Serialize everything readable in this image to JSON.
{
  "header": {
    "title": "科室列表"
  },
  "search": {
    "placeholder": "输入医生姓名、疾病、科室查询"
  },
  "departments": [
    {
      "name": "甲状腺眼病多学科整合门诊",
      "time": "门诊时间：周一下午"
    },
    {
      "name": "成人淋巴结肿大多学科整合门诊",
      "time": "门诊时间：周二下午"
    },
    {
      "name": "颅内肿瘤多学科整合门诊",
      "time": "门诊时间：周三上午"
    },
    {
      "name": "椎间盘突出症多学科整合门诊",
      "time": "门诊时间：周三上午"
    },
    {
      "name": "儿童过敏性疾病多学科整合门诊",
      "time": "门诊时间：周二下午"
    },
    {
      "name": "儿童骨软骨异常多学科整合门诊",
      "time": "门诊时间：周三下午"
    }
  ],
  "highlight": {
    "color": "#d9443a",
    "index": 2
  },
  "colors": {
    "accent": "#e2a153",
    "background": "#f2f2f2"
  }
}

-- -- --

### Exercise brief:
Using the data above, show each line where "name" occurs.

### Output below:
      "name": "甲状腺眼病多学科整合门诊",
      "name": "成人淋巴结肿大多学科整合门诊",
      "name": "颅内肿瘤多学科整合门诊",
      "name": "椎间盘突出症多学科整合门诊",
      "name": "儿童过敏性疾病多学科整合门诊",
      "name": "儿童骨软骨异常多学科整合门诊",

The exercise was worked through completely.